Novartis is poised to kick off the next generation of multiple sclerosis treatments after siponimod performs well in Phase III. The company’s primary competitor had been Biogen, but its drug’s failure in Phase II leaves siponimod the last man standing.
Novartis reports that its multiple sclerosis (MS) drug, siponimod, has reached its primary endpoint in Phase III trials. The study was the largest randomised, controlled study of treatments for secondary progressive MS (SPMS). This variant is marked by a steady worsening towards disability with or without the flare-ups characteristic of the most common form of MS. Current efforts are focused on finding a means to delay its progression.

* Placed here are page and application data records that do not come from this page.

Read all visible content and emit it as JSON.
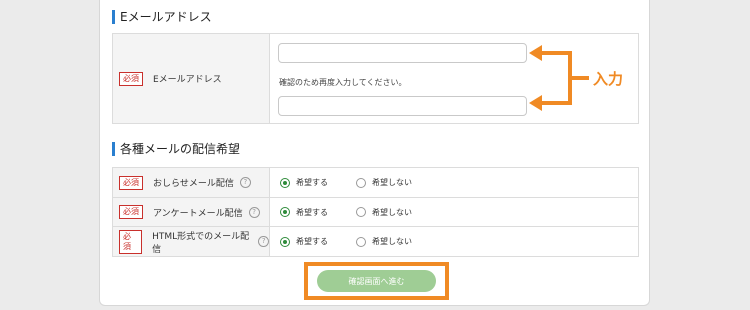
{
  "email_section": {
    "title": "Eメールアドレス",
    "required_badge": "必須",
    "field_label": "Eメールアドレス",
    "email_value": "",
    "confirm_note": "確認のため再度入力してください。",
    "confirm_value": ""
  },
  "prefs_section": {
    "title": "各種メールの配信希望",
    "rows": [
      {
        "required_badge": "必須",
        "label": "おしらせメール配信",
        "help": "?",
        "option_yes": "希望する",
        "option_no": "希望しない",
        "selected": "希望する"
      },
      {
        "required_badge": "必須",
        "label": "アンケートメール配信",
        "help": "?",
        "option_yes": "希望する",
        "option_no": "希望しない",
        "selected": "希望する"
      },
      {
        "required_badge": "必須",
        "label": "HTML形式でのメール配信",
        "help": "?",
        "option_yes": "希望する",
        "option_no": "希望しない",
        "selected": "希望する"
      }
    ]
  },
  "submit_label": "確認画面へ進む",
  "annotation": "入力",
  "colors": {
    "accent": "#f08a24",
    "radio_on": "#2e8b3a",
    "button": "#9fcd95",
    "required": "#c9302c",
    "heading_bar": "#2a7fcf"
  }
}
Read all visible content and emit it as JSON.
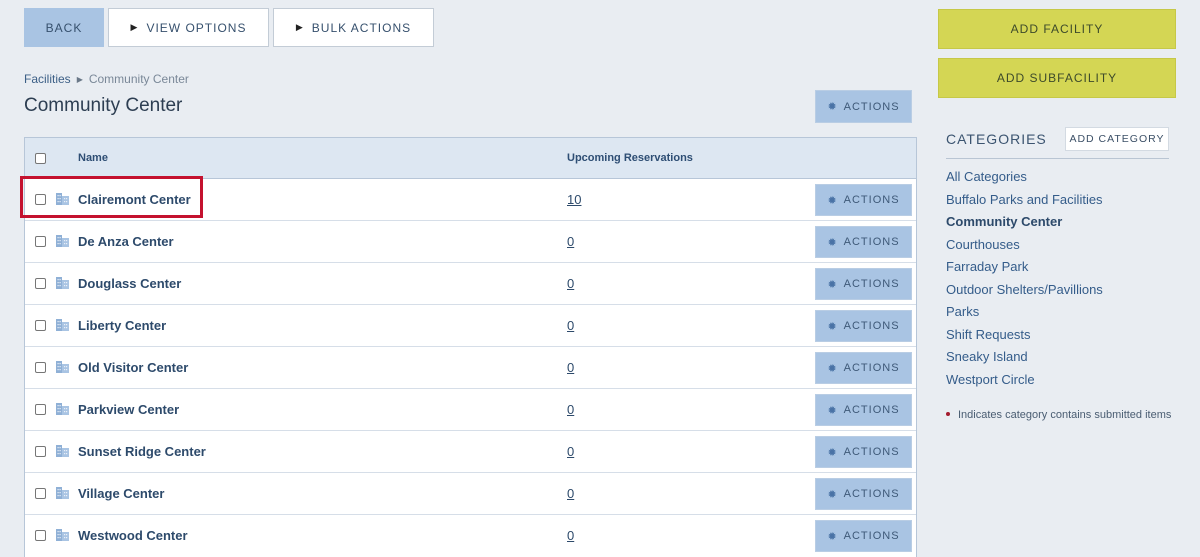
{
  "toolbar": {
    "back_label": "BACK",
    "view_options_label": "VIEW OPTIONS",
    "bulk_actions_label": "BULK ACTIONS"
  },
  "breadcrumb": {
    "root": "Facilities",
    "current": "Community Center"
  },
  "page_title": "Community Center",
  "actions_label": "ACTIONS",
  "table": {
    "headers": {
      "name": "Name",
      "reservations": "Upcoming Reservations"
    },
    "rows": [
      {
        "name": "Clairemont Center",
        "reservations": "10"
      },
      {
        "name": "De Anza Center",
        "reservations": "0"
      },
      {
        "name": "Douglass Center",
        "reservations": "0"
      },
      {
        "name": "Liberty Center",
        "reservations": "0"
      },
      {
        "name": "Old Visitor Center",
        "reservations": "0"
      },
      {
        "name": "Parkview Center",
        "reservations": "0"
      },
      {
        "name": "Sunset Ridge Center",
        "reservations": "0"
      },
      {
        "name": "Village Center",
        "reservations": "0"
      },
      {
        "name": "Westwood Center",
        "reservations": "0"
      }
    ]
  },
  "sidebar": {
    "add_facility_label": "ADD FACILITY",
    "add_subfacility_label": "ADD SUBFACILITY",
    "categories_heading": "CATEGORIES",
    "add_category_label": "ADD CATEGORY",
    "categories": [
      {
        "label": "All Categories",
        "active": false
      },
      {
        "label": "Buffalo Parks and Facilities",
        "active": false
      },
      {
        "label": "Community Center",
        "active": true
      },
      {
        "label": "Courthouses",
        "active": false
      },
      {
        "label": "Farraday Park",
        "active": false
      },
      {
        "label": "Outdoor Shelters/Pavillions",
        "active": false
      },
      {
        "label": "Parks",
        "active": false
      },
      {
        "label": "Shift Requests",
        "active": false
      },
      {
        "label": "Sneaky Island",
        "active": false
      },
      {
        "label": "Westport Circle",
        "active": false
      }
    ],
    "legend_text": "Indicates category contains submitted items"
  },
  "colors": {
    "background": "#e9edf2",
    "primary_button": "#a9c4e3",
    "accent_button": "#d4d654",
    "highlight": "#c4122f",
    "link": "#345c8a"
  },
  "icons": {
    "row_icon": "building-icon",
    "actions_icon": "gear-icon",
    "triangle": "triangle-right-icon"
  }
}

Siponimod, or BAF312, is a small-molecule modulator of the sphingosine-1-phosphate receptor (S1PR), found on lymphocytes. This inhibits the cells from traveling to sites of inflammation caused by T cells crossing the blood-brain barrier. So far, siponimod has demonstrated improved selectivity over fingolimod, the archetypical S1PR inhibitor; consequently, siponimod may have an improved side effect profile (decreased incidence of lymphonemia).
Novartis had been competing with Biogen to bring an effective treatment for SPMS to market, but despite promising early results, Biogen’s opicinumab failed in Phase II trials earlier this year. The company was less than forthcoming about the details, but its drug was reported to have more serious side effects than Avonex (interferon beta-1a). Sanofi was also in the race, but its horse proved even less safe than that of Biogen. A win for Novartis looks promising.
Update: Novartis is reporting positive results in Phase III, that BAF312 is demonstrating reduced the risk of disability progression over 3 months by 21%, and an even greater reduction over 6 months.